MOSCOW — Russia’s upper house of parliament approved on Saturday President Vladimir Putin’s proposal to send military forces to Ukraine, stoking fears of war in a country whose fragile, post-revolutionary authorities are still struggling to enforce nationwide order.
The Basque group ETA announced Saturday it would put its arsenal of weapons "out of operational use" in a first step by the considerably weakened separatist group towards a historic disarmament.
More than two years after announcing a "definitive end to armed activity," the gestures by western Europe's last major violent separatist movement to officially disarm have been met with shrugs in Spain, which wants the group to disband without condition.

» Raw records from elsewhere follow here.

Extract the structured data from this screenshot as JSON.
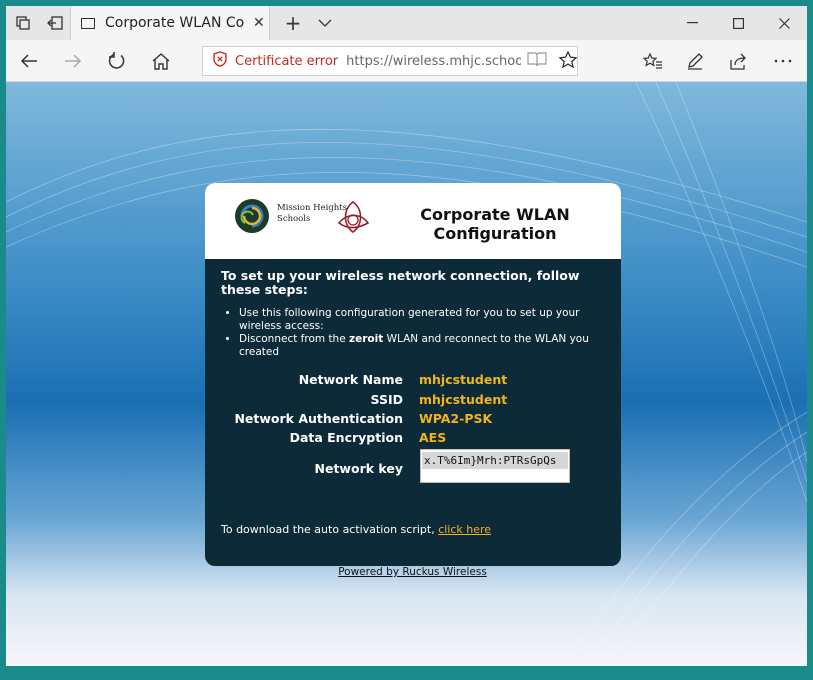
{
  "browser": {
    "tab_title": "Corporate WLAN Config",
    "cert_error": "Certificate error",
    "url": "https://wireless.mhjc.school.nz/user,"
  },
  "header": {
    "logo_text_line1": "Mission Heights",
    "logo_text_line2": "Schools",
    "title_line1": "Corporate WLAN",
    "title_line2": "Configuration"
  },
  "body": {
    "intro": "To set up your wireless network connection, follow these steps:",
    "step1": "Use this following configuration generated for you to set up your wireless access:",
    "step2_pre": "Disconnect from the ",
    "step2_bold": "zeroit",
    "step2_post": " WLAN and reconnect to the WLAN you created"
  },
  "config": {
    "network_name_label": "Network Name",
    "network_name_value": "mhjcstudent",
    "ssid_label": "SSID",
    "ssid_value": "mhjcstudent",
    "auth_label": "Network Authentication",
    "auth_value": "WPA2-PSK",
    "enc_label": "Data Encryption",
    "enc_value": "AES",
    "key_label": "Network key",
    "key_value": "x.T%6Im}Mrh:PTRsGpQs"
  },
  "download": {
    "text": "To download the auto activation script, ",
    "link": "click here"
  },
  "footer": {
    "powered": "Powered by Ruckus Wireless"
  },
  "colors": {
    "accent": "#f2b41b",
    "card_bg": "#0c2a38",
    "cert_error": "#c42b1c",
    "frame": "#1b8a8a"
  }
}
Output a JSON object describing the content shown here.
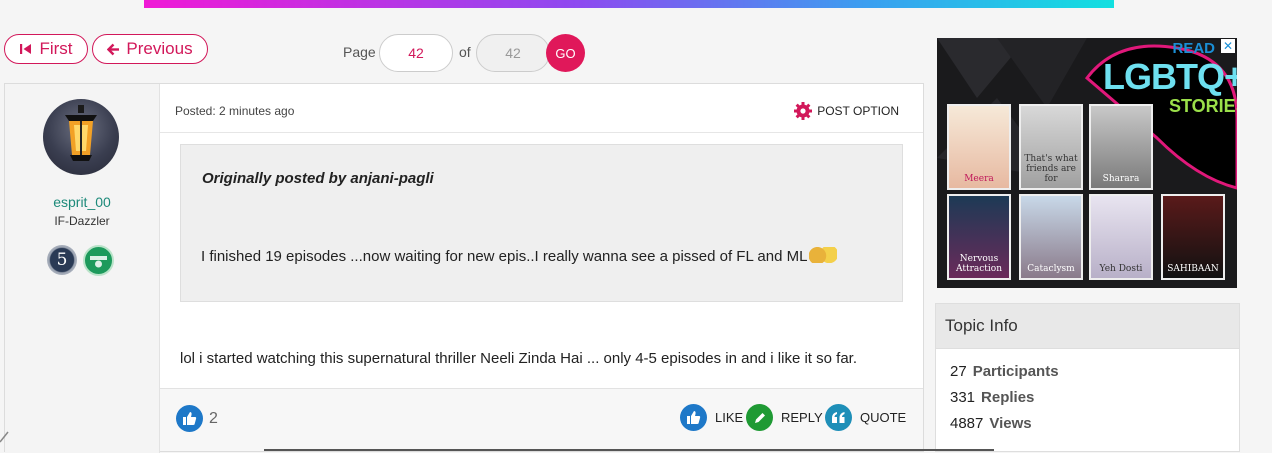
{
  "pagination": {
    "first_label": "First",
    "previous_label": "Previous",
    "page_label": "Page",
    "current_page": "42",
    "of_label": "of",
    "total_pages": "42",
    "go_label": "GO"
  },
  "post": {
    "author": {
      "username": "esprit_00",
      "rank": "IF-Dazzler",
      "level_badge": "5"
    },
    "posted": "Posted: 2 minutes ago",
    "post_option_label": "POST OPTION",
    "quote": {
      "author_line": "Originally posted by anjani-pagli",
      "text": "I finished 19 episodes ...now waiting for new epis..I really wanna see a pissed of FL and ML"
    },
    "body": "lol i started watching this supernatural thriller Neeli Zinda Hai ... only 4-5 episodes in and i like it so far.",
    "like_count": "2",
    "actions": {
      "like": "LIKE",
      "reply": "REPLY",
      "quote": "QUOTE"
    }
  },
  "ad": {
    "read": "READ",
    "headline": "LGBTQ+",
    "subline": "STORIES",
    "close": "✕",
    "books": [
      {
        "title": "Meera"
      },
      {
        "title": "That's what friends are for"
      },
      {
        "title": "Sharara"
      },
      {
        "title": "Nervous Attraction"
      },
      {
        "title": "Cataclysm"
      },
      {
        "title": "Yeh Dosti"
      },
      {
        "title": "SAHIBAAN"
      }
    ]
  },
  "topic_info": {
    "title": "Topic Info",
    "participants_count": "27",
    "participants_label": "Participants",
    "replies_count": "331",
    "replies_label": "Replies",
    "views_count": "4887",
    "views_label": "Views"
  },
  "colors": {
    "accent": "#d2185a",
    "username": "#1d8a7a",
    "like_blue": "#1e78c8",
    "reply_green": "#1f9a34"
  }
}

Part of the reason Europe and the United States have been caught off guard by Putin in Crimea, as they have been elsewhere so many times recently, is that they tend to assume he makes decisions in his country’s interests, like his Western counterparts. That’s not the case. Putin makes decisions that are in his interests.

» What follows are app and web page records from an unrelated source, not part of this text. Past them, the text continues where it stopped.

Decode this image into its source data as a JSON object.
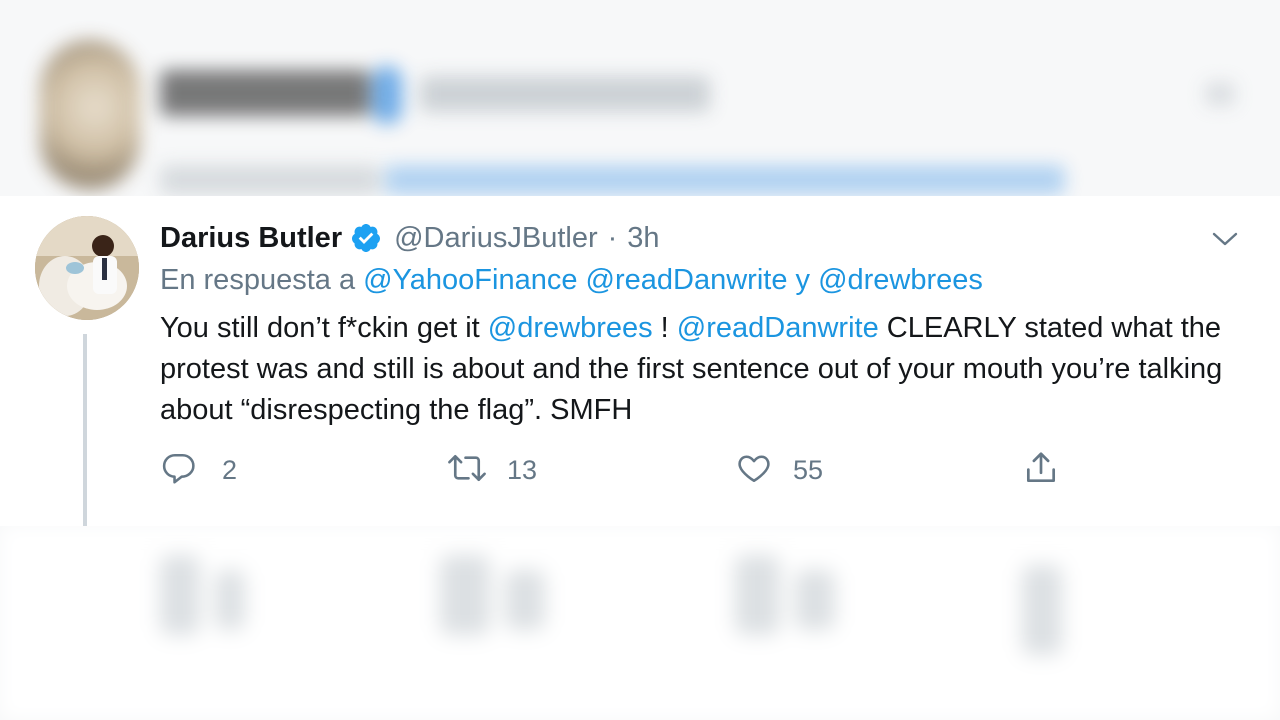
{
  "tweet": {
    "author_name": "Darius Butler",
    "handle": "@DariusJButler",
    "separator": "·",
    "time": "3h",
    "reply_prefix": "En respuesta a",
    "reply_to_1": "@YahooFinance",
    "reply_to_2": "@readDanwrite",
    "reply_conjunction": "y",
    "reply_to_3": "@drewbrees",
    "text_part_1": "You still don’t f*ckin get it ",
    "mention_1": "@drewbrees",
    "text_part_2": " ! ",
    "mention_2": "@readDanwrite",
    "text_part_3": " CLEARLY stated what the protest was and still is about and the first sentence out of your mouth you’re talking about “disrespecting the flag”. SMFH"
  },
  "actions": {
    "replies": "2",
    "retweets": "13",
    "likes": "55"
  },
  "icons": {
    "verified": "verified-badge-icon",
    "more": "chevron-down-icon",
    "reply": "reply-icon",
    "retweet": "retweet-icon",
    "like": "heart-icon",
    "share": "share-icon"
  },
  "colors": {
    "link": "#1b95e0",
    "secondary_text": "#657786",
    "primary_text": "#14171a",
    "verified": "#1da1f2"
  }
}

KYIV — Post-revolutionary Ukraine may have finally appointed a new government on Thursday, but that was the easy part. After President Viktor Yanukovych’s flight last weekend, the country is facing threats of separatism, a failing economy and increasing demands from protesters for transparency in a system that was built for the opposite.

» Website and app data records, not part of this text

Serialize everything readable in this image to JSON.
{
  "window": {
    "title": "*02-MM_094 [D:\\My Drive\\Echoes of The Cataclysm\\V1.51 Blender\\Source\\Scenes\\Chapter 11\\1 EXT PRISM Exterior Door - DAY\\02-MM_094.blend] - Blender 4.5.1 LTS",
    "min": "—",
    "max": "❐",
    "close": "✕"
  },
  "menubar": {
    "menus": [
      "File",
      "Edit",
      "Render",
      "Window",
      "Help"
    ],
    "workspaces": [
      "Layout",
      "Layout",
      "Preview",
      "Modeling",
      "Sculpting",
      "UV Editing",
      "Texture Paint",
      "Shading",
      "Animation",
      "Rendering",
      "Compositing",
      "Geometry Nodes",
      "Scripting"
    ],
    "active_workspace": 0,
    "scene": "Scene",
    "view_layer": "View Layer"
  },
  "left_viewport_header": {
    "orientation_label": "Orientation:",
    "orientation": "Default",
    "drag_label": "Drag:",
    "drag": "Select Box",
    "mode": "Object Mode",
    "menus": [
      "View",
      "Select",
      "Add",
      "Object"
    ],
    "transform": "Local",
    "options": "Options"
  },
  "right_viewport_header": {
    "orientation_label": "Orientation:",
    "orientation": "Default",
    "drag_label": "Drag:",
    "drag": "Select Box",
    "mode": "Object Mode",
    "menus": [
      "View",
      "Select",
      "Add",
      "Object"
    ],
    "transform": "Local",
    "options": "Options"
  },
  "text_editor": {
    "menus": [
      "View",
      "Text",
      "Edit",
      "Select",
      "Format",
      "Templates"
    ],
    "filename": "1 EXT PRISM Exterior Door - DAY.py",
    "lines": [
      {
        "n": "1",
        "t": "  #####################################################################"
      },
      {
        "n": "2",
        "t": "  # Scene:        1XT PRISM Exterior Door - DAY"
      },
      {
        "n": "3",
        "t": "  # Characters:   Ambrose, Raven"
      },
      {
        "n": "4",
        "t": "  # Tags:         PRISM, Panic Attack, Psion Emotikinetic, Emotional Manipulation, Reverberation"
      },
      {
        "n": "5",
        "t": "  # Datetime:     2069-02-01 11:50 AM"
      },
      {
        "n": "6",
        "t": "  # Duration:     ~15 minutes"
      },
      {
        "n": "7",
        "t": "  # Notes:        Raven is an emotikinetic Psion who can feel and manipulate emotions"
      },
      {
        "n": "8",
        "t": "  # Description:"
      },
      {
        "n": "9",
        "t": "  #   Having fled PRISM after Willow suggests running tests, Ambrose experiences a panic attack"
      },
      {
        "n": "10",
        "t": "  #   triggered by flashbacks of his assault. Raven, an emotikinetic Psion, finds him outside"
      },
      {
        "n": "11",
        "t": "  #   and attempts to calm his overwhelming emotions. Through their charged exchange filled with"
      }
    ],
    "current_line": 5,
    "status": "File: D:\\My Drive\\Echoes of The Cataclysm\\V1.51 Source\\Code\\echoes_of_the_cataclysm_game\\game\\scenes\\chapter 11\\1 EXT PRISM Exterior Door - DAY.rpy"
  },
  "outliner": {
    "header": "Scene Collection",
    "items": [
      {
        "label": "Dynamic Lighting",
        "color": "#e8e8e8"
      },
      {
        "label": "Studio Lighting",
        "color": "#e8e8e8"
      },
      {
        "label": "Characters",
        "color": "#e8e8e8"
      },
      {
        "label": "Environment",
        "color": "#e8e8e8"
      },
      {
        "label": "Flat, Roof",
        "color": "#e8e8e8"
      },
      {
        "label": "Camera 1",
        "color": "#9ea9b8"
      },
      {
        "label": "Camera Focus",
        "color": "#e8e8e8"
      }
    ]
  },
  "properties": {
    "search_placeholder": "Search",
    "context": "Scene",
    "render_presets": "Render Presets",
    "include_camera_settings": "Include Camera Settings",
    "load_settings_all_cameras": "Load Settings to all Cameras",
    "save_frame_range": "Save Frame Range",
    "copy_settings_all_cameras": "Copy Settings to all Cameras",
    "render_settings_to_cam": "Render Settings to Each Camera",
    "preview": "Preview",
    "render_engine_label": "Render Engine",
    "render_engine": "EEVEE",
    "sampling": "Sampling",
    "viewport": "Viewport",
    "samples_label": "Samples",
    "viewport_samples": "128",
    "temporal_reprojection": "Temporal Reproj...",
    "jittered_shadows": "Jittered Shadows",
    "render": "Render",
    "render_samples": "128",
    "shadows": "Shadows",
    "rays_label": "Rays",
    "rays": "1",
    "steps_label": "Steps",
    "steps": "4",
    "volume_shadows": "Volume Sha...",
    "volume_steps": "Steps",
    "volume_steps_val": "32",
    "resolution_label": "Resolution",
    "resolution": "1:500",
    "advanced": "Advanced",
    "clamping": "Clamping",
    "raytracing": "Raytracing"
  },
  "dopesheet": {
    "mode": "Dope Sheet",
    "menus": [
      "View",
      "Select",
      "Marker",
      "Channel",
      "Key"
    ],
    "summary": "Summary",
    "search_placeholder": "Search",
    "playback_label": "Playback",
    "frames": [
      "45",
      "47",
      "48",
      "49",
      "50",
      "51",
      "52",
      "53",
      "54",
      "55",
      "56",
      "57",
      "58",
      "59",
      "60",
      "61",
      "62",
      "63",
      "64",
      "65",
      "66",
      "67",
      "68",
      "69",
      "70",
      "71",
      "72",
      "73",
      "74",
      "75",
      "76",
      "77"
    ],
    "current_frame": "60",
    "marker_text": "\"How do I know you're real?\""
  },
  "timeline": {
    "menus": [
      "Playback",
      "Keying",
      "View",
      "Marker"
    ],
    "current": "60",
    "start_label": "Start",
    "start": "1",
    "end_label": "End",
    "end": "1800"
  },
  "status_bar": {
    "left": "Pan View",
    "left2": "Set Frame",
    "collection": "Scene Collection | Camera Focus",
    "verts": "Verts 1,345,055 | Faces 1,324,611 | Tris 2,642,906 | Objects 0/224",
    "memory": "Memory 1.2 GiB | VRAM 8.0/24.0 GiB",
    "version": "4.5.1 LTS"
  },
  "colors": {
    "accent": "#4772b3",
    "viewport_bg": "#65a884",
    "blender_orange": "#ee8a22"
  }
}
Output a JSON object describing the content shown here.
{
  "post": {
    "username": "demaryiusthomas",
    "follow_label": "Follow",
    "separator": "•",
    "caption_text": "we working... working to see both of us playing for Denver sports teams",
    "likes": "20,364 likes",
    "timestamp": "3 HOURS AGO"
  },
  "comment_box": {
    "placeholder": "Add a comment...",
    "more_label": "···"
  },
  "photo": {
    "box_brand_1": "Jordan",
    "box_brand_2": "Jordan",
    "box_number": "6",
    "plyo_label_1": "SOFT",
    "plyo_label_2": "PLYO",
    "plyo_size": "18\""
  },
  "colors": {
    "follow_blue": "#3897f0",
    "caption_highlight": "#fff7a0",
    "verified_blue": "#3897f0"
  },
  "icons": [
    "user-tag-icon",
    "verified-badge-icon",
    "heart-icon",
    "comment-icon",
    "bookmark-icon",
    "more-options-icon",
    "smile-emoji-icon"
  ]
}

LISBON — The EU and US know they must act fast to keep the Ukrainian economy afloat, back democratic politicians and deter a Russian backlash. However, a few minutes listening to Wednesday's debate on Ukraine in the European Parliament in Strasbourg would be enough to dispel any illusions that will be easy.